-- Opening Marker --

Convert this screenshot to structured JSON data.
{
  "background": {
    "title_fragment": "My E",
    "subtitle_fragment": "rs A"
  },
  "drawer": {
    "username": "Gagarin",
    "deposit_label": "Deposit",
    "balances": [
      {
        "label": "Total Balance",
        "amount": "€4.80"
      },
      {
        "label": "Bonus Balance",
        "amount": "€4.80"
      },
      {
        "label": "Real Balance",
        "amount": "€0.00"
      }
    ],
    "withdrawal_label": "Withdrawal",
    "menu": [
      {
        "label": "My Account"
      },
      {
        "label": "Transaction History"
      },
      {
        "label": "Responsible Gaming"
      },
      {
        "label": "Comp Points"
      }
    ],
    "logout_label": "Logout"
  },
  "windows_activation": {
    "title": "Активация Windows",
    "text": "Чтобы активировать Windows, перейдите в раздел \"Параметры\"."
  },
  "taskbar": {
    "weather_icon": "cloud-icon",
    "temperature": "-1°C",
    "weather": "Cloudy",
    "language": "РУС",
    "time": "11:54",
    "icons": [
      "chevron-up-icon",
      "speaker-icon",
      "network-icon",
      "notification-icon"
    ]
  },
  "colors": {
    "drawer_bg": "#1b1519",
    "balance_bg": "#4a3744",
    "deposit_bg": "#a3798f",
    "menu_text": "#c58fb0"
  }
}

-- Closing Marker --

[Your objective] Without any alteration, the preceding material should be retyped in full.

[Solution to the exercise]
Convert this screenshot to structured JSON data.
{
  "background": {
    "title_fragment": "My E",
    "subtitle_fragment": "rs A"
  },
  "drawer": {
    "username": "Gagarin",
    "deposit_label": "Deposit",
    "balances": [
      {
        "label": "Total Balance",
        "amount": "€4.80"
      },
      {
        "label": "Bonus Balance",
        "amount": "€4.80"
      },
      {
        "label": "Real Balance",
        "amount": "€0.00"
      }
    ],
    "withdrawal_label": "Withdrawal",
    "menu": [
      {
        "label": "My Account"
      },
      {
        "label": "Transaction History"
      },
      {
        "label": "Responsible Gaming"
      },
      {
        "label": "Comp Points"
      }
    ],
    "logout_label": "Logout"
  },
  "windows_activation": {
    "title": "Активация Windows",
    "text": "Чтобы активировать Windows, перейдите в раздел \"Параметры\"."
  },
  "taskbar": {
    "weather_icon": "cloud-icon",
    "temperature": "-1°C",
    "weather": "Cloudy",
    "language": "РУС",
    "time": "11:54",
    "icons": [
      "chevron-up-icon",
      "speaker-icon",
      "network-icon",
      "notification-icon"
    ]
  },
  "colors": {
    "drawer_bg": "#1b1519",
    "balance_bg": "#4a3744",
    "deposit_bg": "#a3798f",
    "menu_text": "#c58fb0"
  }
}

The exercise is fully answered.